It took another two years and eight months of removing and cataloging objects before the ever-meticulous Carter raised the lid of the third and final coffin (245 pounds of solid gold) inside the sarcophagus and gazed at the gold and lapis lazuli mask atop Tut’s mummy. Three weeks later, after cutting away resin-encrusted wrappings from the mask, Carter was able to savor the “beautiful and well-formed features” of the mummy itself. Yet it was not until February 1932, nearly a decade after opening the tomb, that he finally finished photographing and recording all the details of Tut’s treasures, a mind-boggling 5,398 items.
Just eight years before Carter’s discovery, American lawyer and archaeologist Theodore Davis, who had financed numerous expeditions to the Valley of the Kings, had turned in his shovel. “I fear the Valley is now exhausted,” he had declared.
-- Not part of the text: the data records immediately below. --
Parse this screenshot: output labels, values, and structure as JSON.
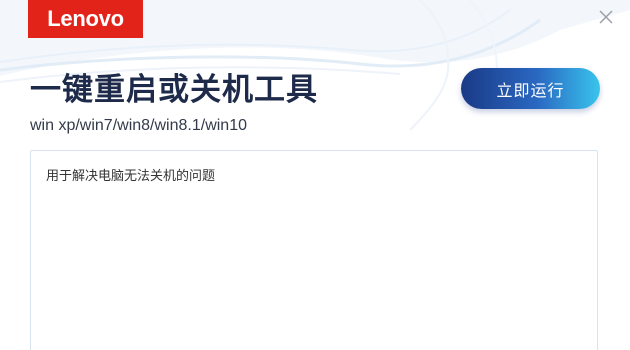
{
  "brand": {
    "name": "Lenovo",
    "color": "#e2231a"
  },
  "window": {
    "close_icon": "close-icon"
  },
  "header": {
    "title": "一键重启或关机工具",
    "subtitle": "win xp/win7/win8/win8.1/win10"
  },
  "actions": {
    "run_label": "立即运行"
  },
  "description": {
    "text": "用于解决电脑无法关机的问题"
  },
  "colors": {
    "title": "#1e2a4a",
    "button_start": "#1a3a86",
    "button_end": "#39c4ec",
    "box_border": "#d7e3ef"
  }
}
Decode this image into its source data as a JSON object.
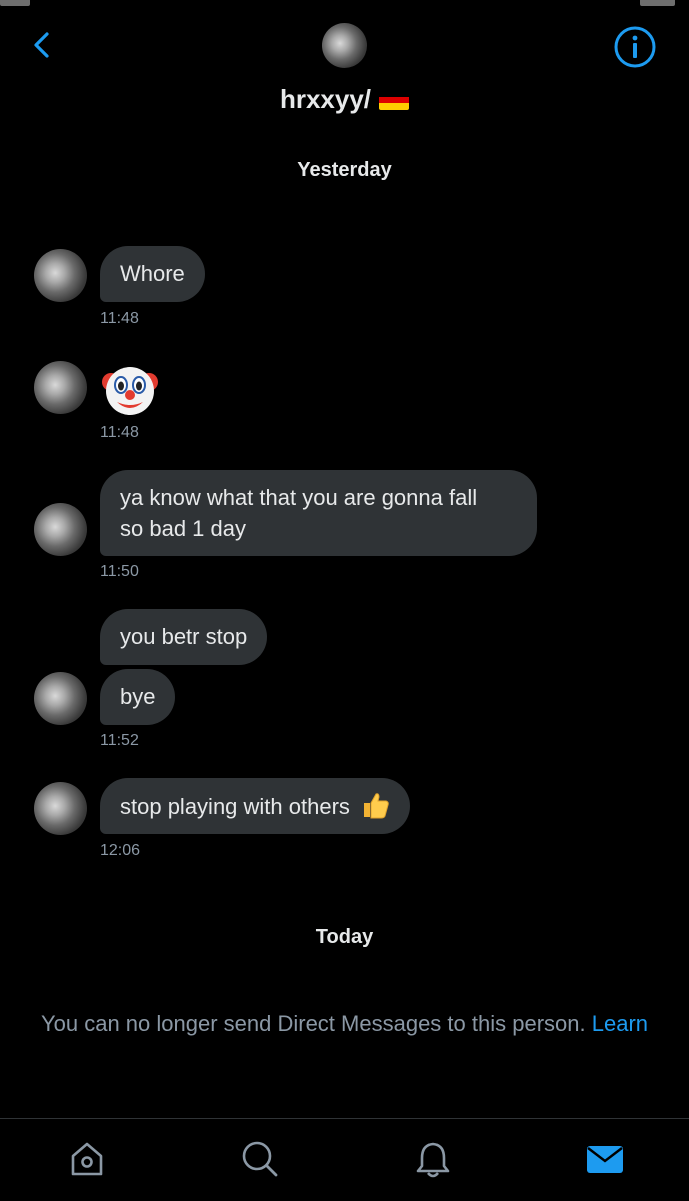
{
  "header": {
    "contact_name": "hrxxyy/",
    "flag_colors": [
      "#000000",
      "#dd0000",
      "#ffce00"
    ],
    "back_icon": "chevron-left-icon",
    "info_icon": "info-icon"
  },
  "colors": {
    "background": "#000000",
    "bubble": "#2f3336",
    "accent": "#1d9bf0",
    "muted": "#8b98a5"
  },
  "conversation": {
    "date_yesterday": "Yesterday",
    "messages": [
      {
        "text": "Whore",
        "time": "11:48"
      },
      {
        "emoji": "clown-face-icon",
        "time": "11:48"
      },
      {
        "lines": [
          "ya know what that you are gonna fall",
          "so bad 1 day"
        ],
        "time": "11:50"
      },
      {
        "text": "you betr stop"
      },
      {
        "text": "bye",
        "time": "11:52"
      },
      {
        "text": "stop playing with others",
        "emoji": "thumbs-up-icon",
        "time": "12:06"
      }
    ],
    "date_today": "Today"
  },
  "notice": {
    "text": "You can no longer send Direct Messages to this person.",
    "link": "Learn"
  },
  "tabbar": {
    "items": [
      "home-icon",
      "search-icon",
      "notifications-bell-icon",
      "messages-envelope-icon"
    ],
    "active": "messages-envelope-icon"
  }
}
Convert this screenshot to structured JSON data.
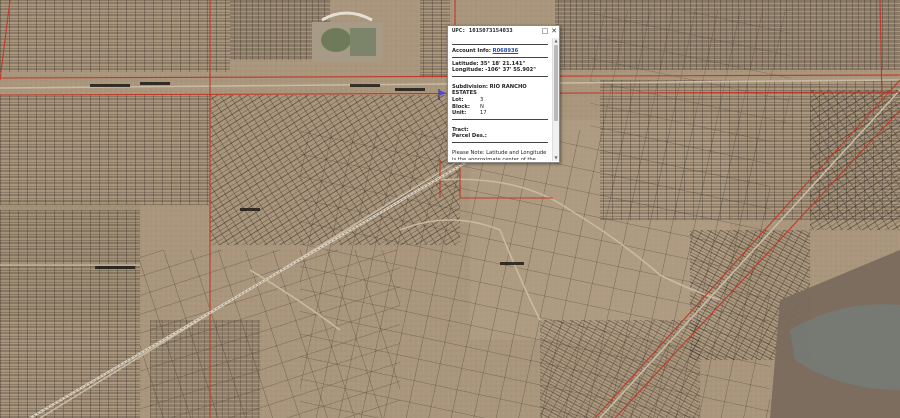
{
  "map": {
    "colors": {
      "terrain": "#a9967c",
      "parcel_line": "#2b2620",
      "boundary_line": "#c03a2a",
      "road": "#c8baa3",
      "river_area": "#7a6a5e"
    }
  },
  "popup": {
    "title": "UPC: 1015073154033",
    "account_label": "Account Info:",
    "account_value": "R068936",
    "latitude_label": "Latitude:",
    "latitude_value": "35° 18' 21.141\"",
    "longitude_label": "Longitude:",
    "longitude_value": "-106° 37' 55.902\"",
    "subdivision_label": "Subdivision:",
    "subdivision_value": "RIO RANCHO ESTATES",
    "lot_label": "Lot:",
    "lot_value": "3",
    "block_label": "Block:",
    "block_value": "N",
    "unit_label": "Unit:",
    "unit_value": "17",
    "tract_label": "Tract:",
    "parcel_des_label": "Parcel Des.:",
    "note": "Please Note: Latitude and Longitude is the approximate center of the parcel shown.",
    "maximize_icon": "maximize-icon",
    "close_icon": "close-icon"
  }
}
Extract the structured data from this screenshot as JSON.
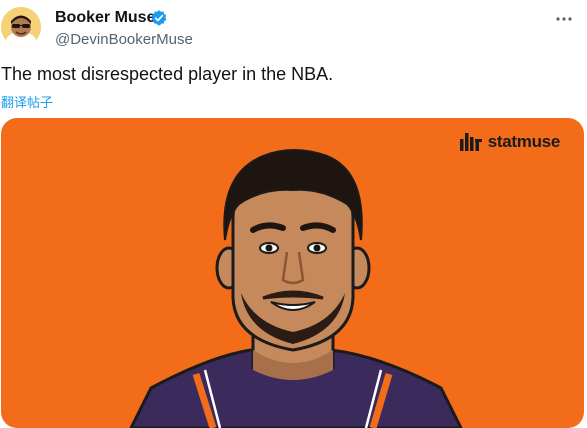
{
  "author": {
    "name": "Booker Muse",
    "handle": "@DevinBookerMuse",
    "verified": true,
    "verified_color": "#1d9bf0",
    "avatar_icon": "cartoon-avatar-sunglasses"
  },
  "menu": {
    "icon": "more-icon"
  },
  "tweet": {
    "text": "The most disrespected player in the NBA.",
    "translate_label": "翻译帖子"
  },
  "media": {
    "background_color": "#f36c1a",
    "brand": "statmuse",
    "brand_icon": "statmuse-logo-icon"
  },
  "colors": {
    "text": "#0f1419",
    "secondary": "#536471",
    "link": "#1d9bf0",
    "jersey": "#3b2a5c"
  }
}
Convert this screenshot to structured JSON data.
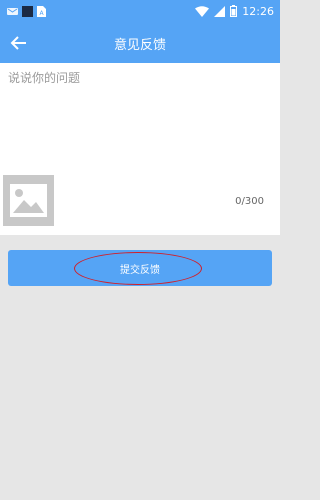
{
  "status_bar": {
    "time": "12:26",
    "icons": [
      "notification-icon",
      "app-square-icon",
      "sim-icon",
      "wifi-icon",
      "signal-icon",
      "battery-icon"
    ]
  },
  "header": {
    "title": "意见反馈",
    "back_icon": "arrow-left-icon"
  },
  "feedback": {
    "placeholder": "说说你的问题",
    "value": "",
    "char_count": "0/300",
    "image_icon": "image-placeholder-icon"
  },
  "actions": {
    "submit_label": "提交反馈"
  },
  "colors": {
    "primary": "#55a4f5",
    "background": "#e6e6e6",
    "panel": "#ffffff",
    "annotation": "#d0202a"
  }
}
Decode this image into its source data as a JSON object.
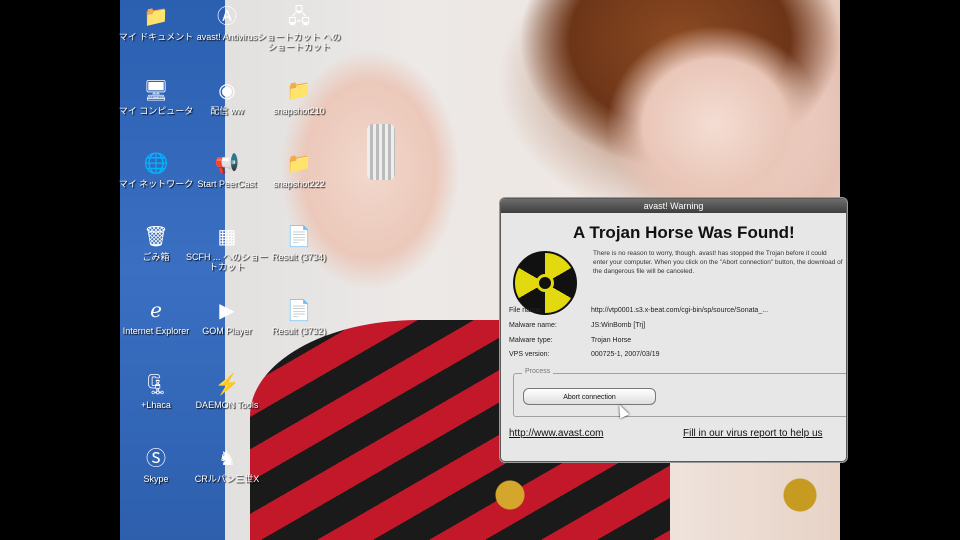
{
  "desktop": {
    "icons": [
      {
        "label": "マイ ドキュメント",
        "glyph": "📁",
        "icon": "folder-documents-icon"
      },
      {
        "label": "avast! Antivirus",
        "glyph": "Ⓐ",
        "icon": "avast-icon"
      },
      {
        "label": "ショートカット へのショートカット",
        "glyph": "🖧",
        "icon": "shortcut-icon"
      },
      {
        "label": "マイ コンピュータ",
        "glyph": "🖥",
        "icon": "my-computer-icon"
      },
      {
        "label": "配信 ww",
        "glyph": "◉",
        "icon": "broadcast-icon"
      },
      {
        "label": "snapshot210",
        "glyph": "📁",
        "icon": "folder-icon"
      },
      {
        "label": "マイ ネットワーク",
        "glyph": "🌐",
        "icon": "my-network-icon"
      },
      {
        "label": "Start PeerCast",
        "glyph": "📢",
        "icon": "peercast-icon"
      },
      {
        "label": "snapshot222",
        "glyph": "📁",
        "icon": "folder-icon"
      },
      {
        "label": "ごみ箱",
        "glyph": "🗑",
        "icon": "recycle-bin-icon"
      },
      {
        "label": "SCFH ... へのショートカット",
        "glyph": "▦",
        "icon": "scfh-icon"
      },
      {
        "label": "Result (3734)",
        "glyph": "📄",
        "icon": "result-file-icon"
      },
      {
        "label": "Internet Explorer",
        "glyph": "ℯ",
        "icon": "internet-explorer-icon"
      },
      {
        "label": "GOM Player",
        "glyph": "▶",
        "icon": "gom-player-icon"
      },
      {
        "label": "Result (3732)",
        "glyph": "📄",
        "icon": "result-file-icon"
      },
      {
        "label": "+Lhaca",
        "glyph": "🗜",
        "icon": "lhaca-icon"
      },
      {
        "label": "DAEMON Tools",
        "glyph": "⚡",
        "icon": "daemon-tools-icon"
      },
      {
        "label": "Skype",
        "glyph": "Ⓢ",
        "icon": "skype-icon"
      },
      {
        "label": "CRルパン三世X",
        "glyph": "♞",
        "icon": "cr-lupin-icon"
      }
    ]
  },
  "dialog": {
    "title": "avast! Warning",
    "heading": "A Trojan Horse Was Found!",
    "description": "There is no reason to worry, though. avast! has stopped the Trojan before it could enter your computer. When you click on the \"Abort connection\" button, the download of the dangerous file will be canceled.",
    "rows": [
      {
        "key": "File name:",
        "value": "http://vtp0001.s3.x-beat.com/cgi-bin/sp/source/Sonata_..."
      },
      {
        "key": "Malware name:",
        "value": "JS:WinBomb [Trj]"
      },
      {
        "key": "Malware type:",
        "value": "Trojan Horse"
      },
      {
        "key": "VPS version:",
        "value": "000725-1, 2007/03/19"
      }
    ],
    "process_legend": "Process",
    "abort_label": "Abort connection",
    "link_left": "http://www.avast.com",
    "link_right": "Fill in our virus report to help us"
  }
}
Mere feet from where Davis had stopped digging, the dogged Carter, quite literally, struck gold.